(Saved data entries)
------------------------------

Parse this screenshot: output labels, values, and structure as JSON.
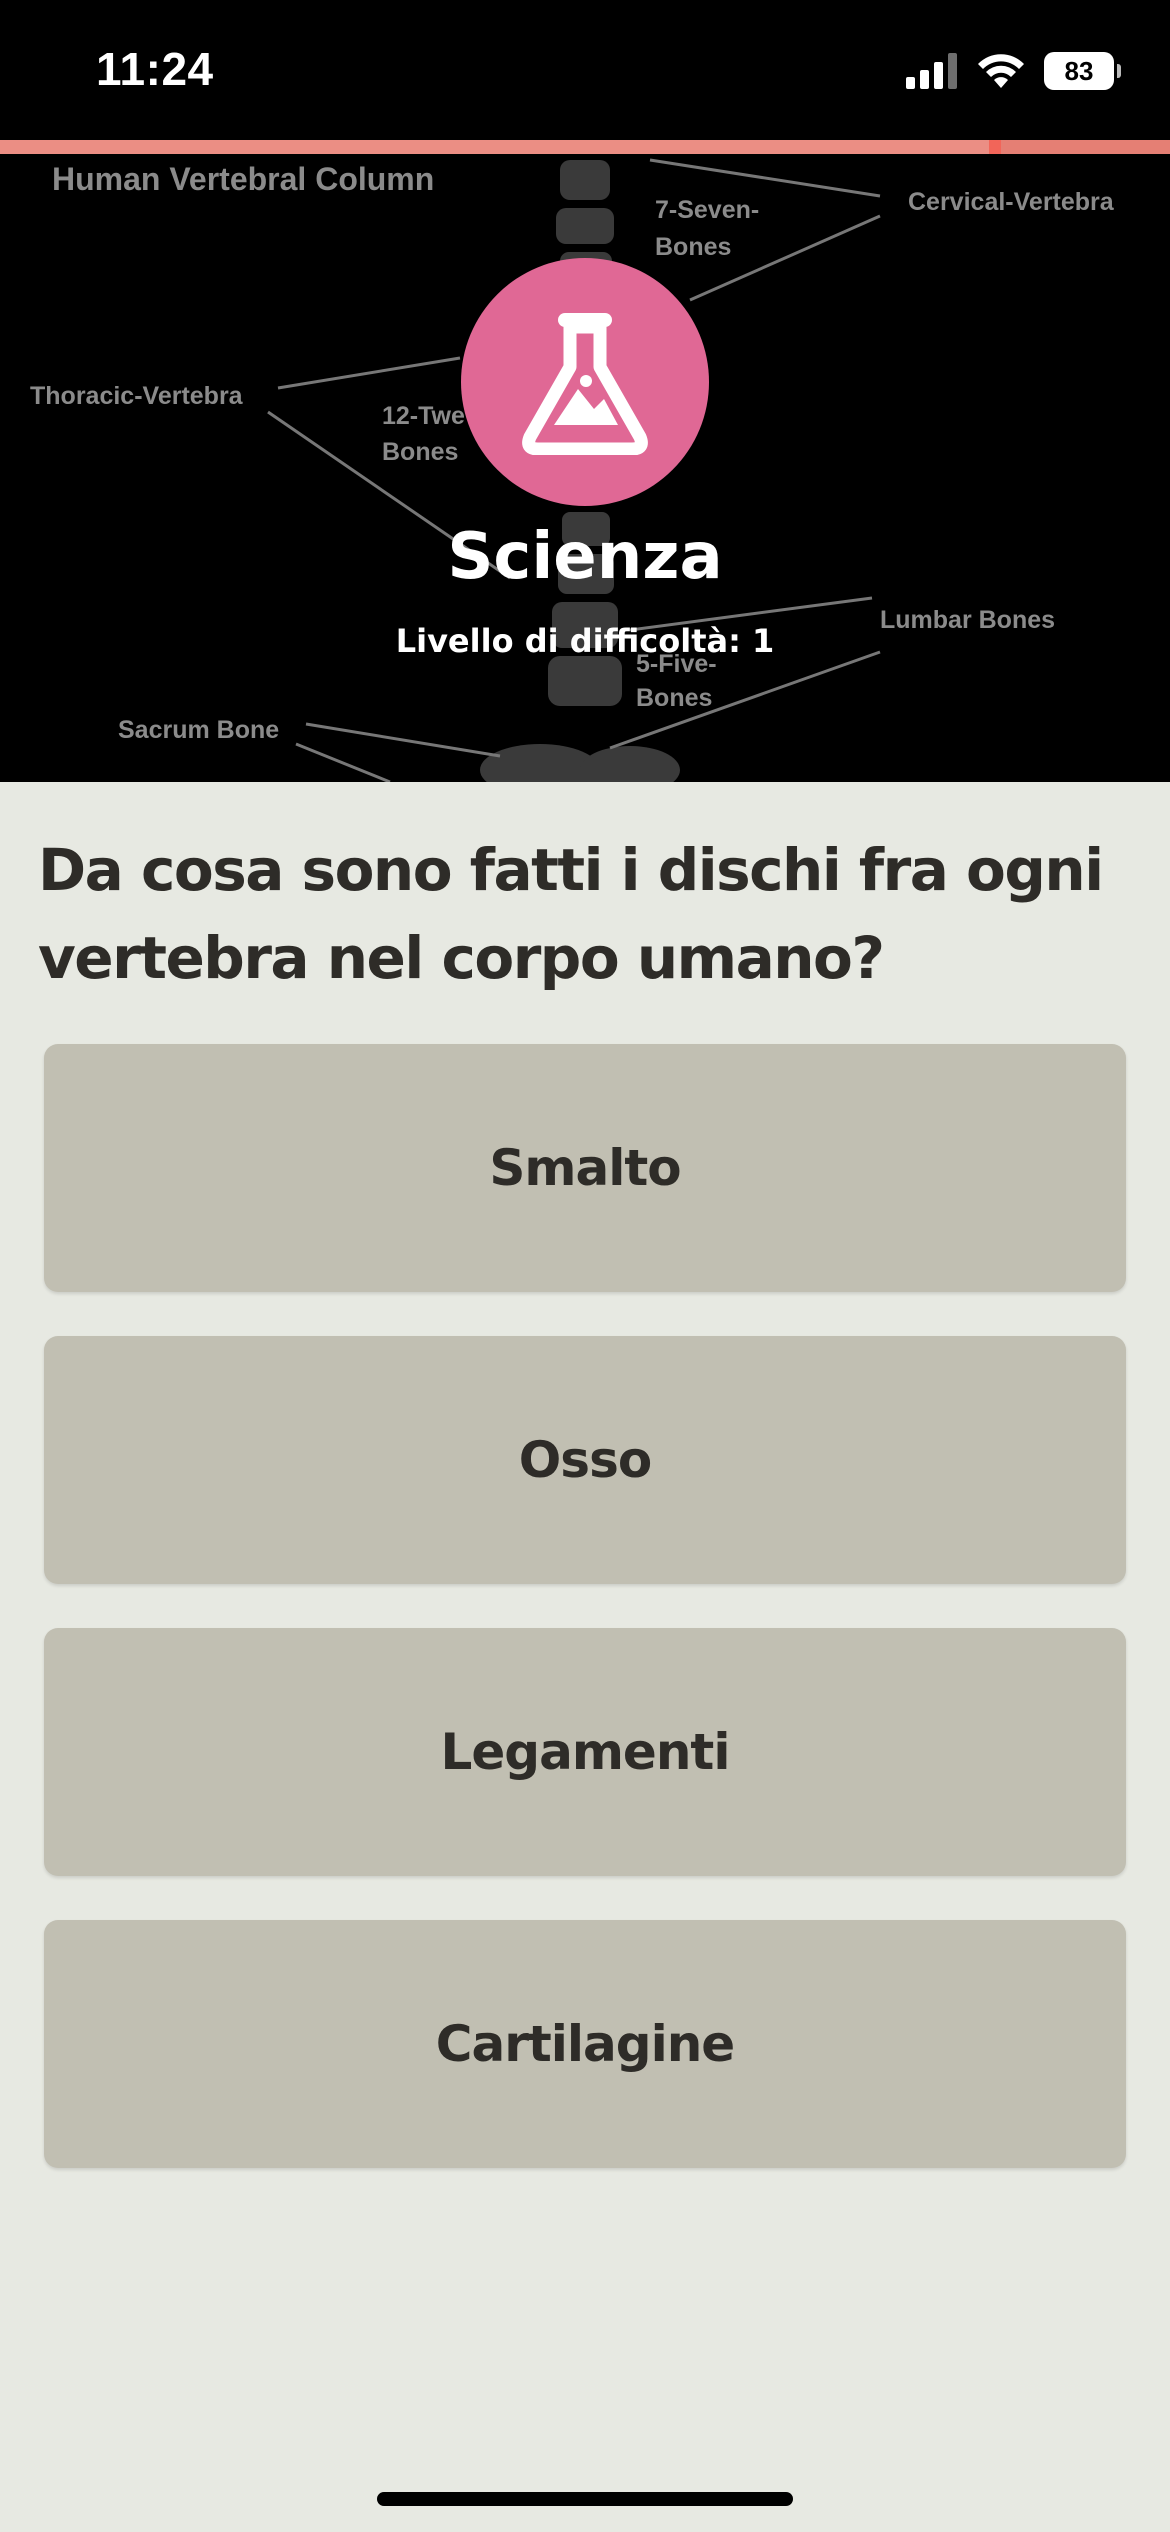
{
  "status_bar": {
    "time": "11:24",
    "battery": "83",
    "signal_icon": "cellular-signal-icon",
    "wifi_icon": "wifi-icon"
  },
  "banner": {
    "progress": 0.85,
    "background_labels": {
      "title": "Human Vertebral Column",
      "cervical": "Cervical-Vertebra",
      "seven_1": "7-Seven-",
      "seven_2": "Bones",
      "thoracic": "Thoracic-Vertebra",
      "twelve_1": "12-Twe",
      "twelve_2": "Bones",
      "lumbar": "Lumbar Bones",
      "five_1": "5-Five-",
      "five_2": "Bones",
      "sacrum": "Sacrum Bone"
    },
    "category_icon": "flask-icon",
    "category": "Scienza",
    "difficulty": "Livello di difficoltà: 1"
  },
  "question": "Da cosa sono fatti i dischi fra ogni vertebra nel corpo umano?",
  "answers": [
    {
      "label": "Smalto"
    },
    {
      "label": "Osso"
    },
    {
      "label": "Legamenti"
    },
    {
      "label": "Cartilagine"
    }
  ],
  "colors": {
    "accent": "#e06895",
    "progress": "#e57f74",
    "answer_bg": "#c1bfb2",
    "page_bg": "#e7e9e2"
  }
}
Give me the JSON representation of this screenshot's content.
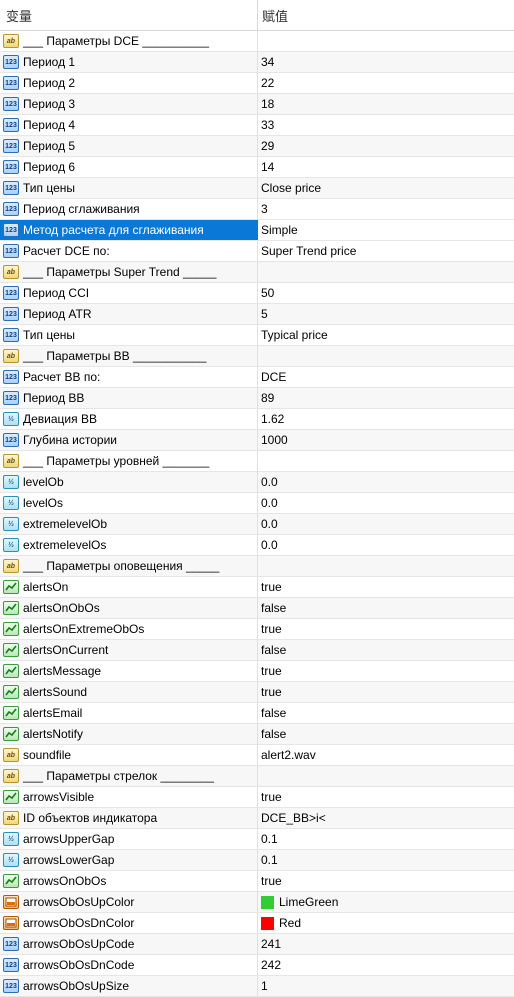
{
  "header": {
    "col_name": "变量",
    "col_value": "赋值"
  },
  "rows": [
    {
      "icon": "str",
      "name": "___ Параметры DCE __________",
      "value": ""
    },
    {
      "icon": "int",
      "name": "Период 1",
      "value": "34"
    },
    {
      "icon": "int",
      "name": "Период 2",
      "value": "22"
    },
    {
      "icon": "int",
      "name": "Период 3",
      "value": "18"
    },
    {
      "icon": "int",
      "name": "Период 4",
      "value": "33"
    },
    {
      "icon": "int",
      "name": "Период 5",
      "value": "29"
    },
    {
      "icon": "int",
      "name": "Период 6",
      "value": "14"
    },
    {
      "icon": "int",
      "name": "Тип цены",
      "value": "Close price"
    },
    {
      "icon": "int",
      "name": "Период сглаживания",
      "value": "3"
    },
    {
      "icon": "int",
      "name": "Метод расчета для сглаживания",
      "value": "Simple",
      "selected": true
    },
    {
      "icon": "int",
      "name": "Расчет DCE по:",
      "value": "Super Trend price"
    },
    {
      "icon": "str",
      "name": "___ Параметры Super Trend _____",
      "value": ""
    },
    {
      "icon": "int",
      "name": "Период CCI",
      "value": "50"
    },
    {
      "icon": "int",
      "name": "Период ATR",
      "value": "5"
    },
    {
      "icon": "int",
      "name": "Тип цены",
      "value": "Typical price"
    },
    {
      "icon": "str",
      "name": "___ Параметры BB ___________",
      "value": ""
    },
    {
      "icon": "int",
      "name": "Расчет BB по:",
      "value": "DCE"
    },
    {
      "icon": "int",
      "name": "Период BB",
      "value": "89"
    },
    {
      "icon": "dbl",
      "name": "Девиация BB",
      "value": "1.62"
    },
    {
      "icon": "int",
      "name": "Глубина истории",
      "value": "1000"
    },
    {
      "icon": "str",
      "name": "___ Параметры уровней _______",
      "value": ""
    },
    {
      "icon": "dbl",
      "name": "levelOb",
      "value": "0.0"
    },
    {
      "icon": "dbl",
      "name": "levelOs",
      "value": "0.0"
    },
    {
      "icon": "dbl",
      "name": "extremelevelOb",
      "value": "0.0"
    },
    {
      "icon": "dbl",
      "name": "extremelevelOs",
      "value": "0.0"
    },
    {
      "icon": "str",
      "name": "___ Параметры оповещения _____",
      "value": ""
    },
    {
      "icon": "bool",
      "name": "alertsOn",
      "value": "true"
    },
    {
      "icon": "bool",
      "name": "alertsOnObOs",
      "value": "false"
    },
    {
      "icon": "bool",
      "name": "alertsOnExtremeObOs",
      "value": "true"
    },
    {
      "icon": "bool",
      "name": "alertsOnCurrent",
      "value": "false"
    },
    {
      "icon": "bool",
      "name": "alertsMessage",
      "value": "true"
    },
    {
      "icon": "bool",
      "name": "alertsSound",
      "value": "true"
    },
    {
      "icon": "bool",
      "name": "alertsEmail",
      "value": "false"
    },
    {
      "icon": "bool",
      "name": "alertsNotify",
      "value": "false"
    },
    {
      "icon": "str",
      "name": "soundfile",
      "value": "alert2.wav"
    },
    {
      "icon": "str",
      "name": "___ Параметры стрелок ________",
      "value": ""
    },
    {
      "icon": "bool",
      "name": "arrowsVisible",
      "value": "true"
    },
    {
      "icon": "str",
      "name": "ID объектов индикатора",
      "value": "DCE_BB>i<"
    },
    {
      "icon": "dbl",
      "name": "arrowsUpperGap",
      "value": "0.1"
    },
    {
      "icon": "dbl",
      "name": "arrowsLowerGap",
      "value": "0.1"
    },
    {
      "icon": "bool",
      "name": "arrowsOnObOs",
      "value": "true"
    },
    {
      "icon": "clr",
      "name": "arrowsObOsUpColor",
      "value": "LimeGreen",
      "swatch": "#32cd32"
    },
    {
      "icon": "clr",
      "name": "arrowsObOsDnColor",
      "value": "Red",
      "swatch": "#ff0000"
    },
    {
      "icon": "int",
      "name": "arrowsObOsUpCode",
      "value": "241"
    },
    {
      "icon": "int",
      "name": "arrowsObOsDnCode",
      "value": "242"
    },
    {
      "icon": "int",
      "name": "arrowsObOsUpSize",
      "value": "1"
    }
  ],
  "icon_labels": {
    "int": "123",
    "dbl": "½",
    "str": "ab",
    "bool": "",
    "clr": ""
  }
}
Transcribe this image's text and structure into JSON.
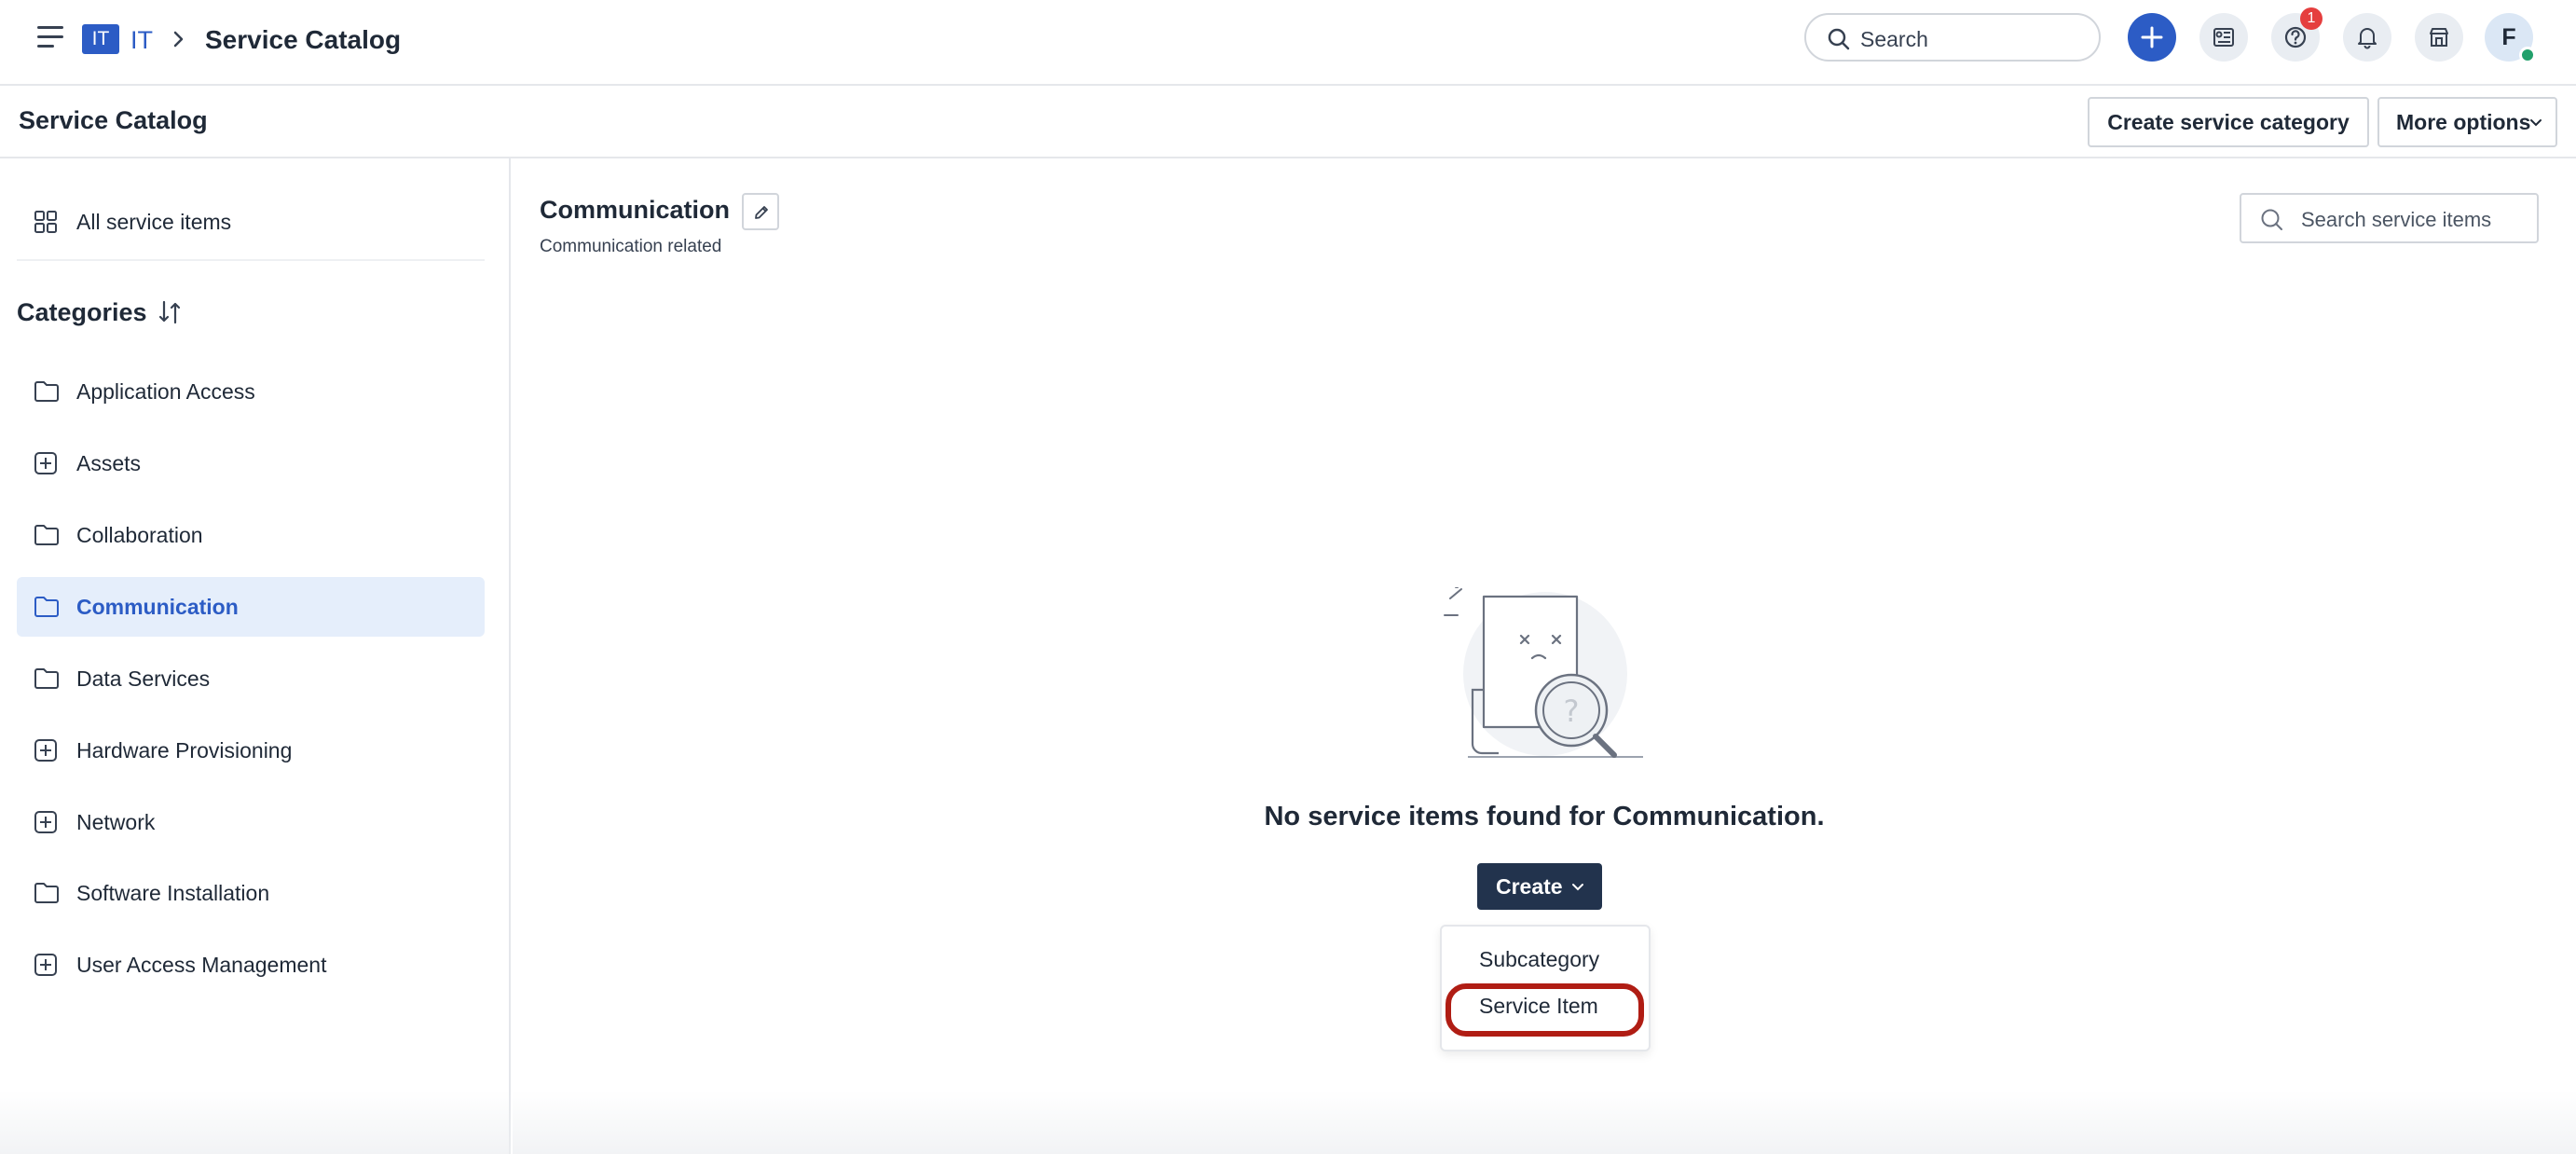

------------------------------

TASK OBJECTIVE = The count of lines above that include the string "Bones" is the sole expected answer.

PROBLEM SOLUTION = 4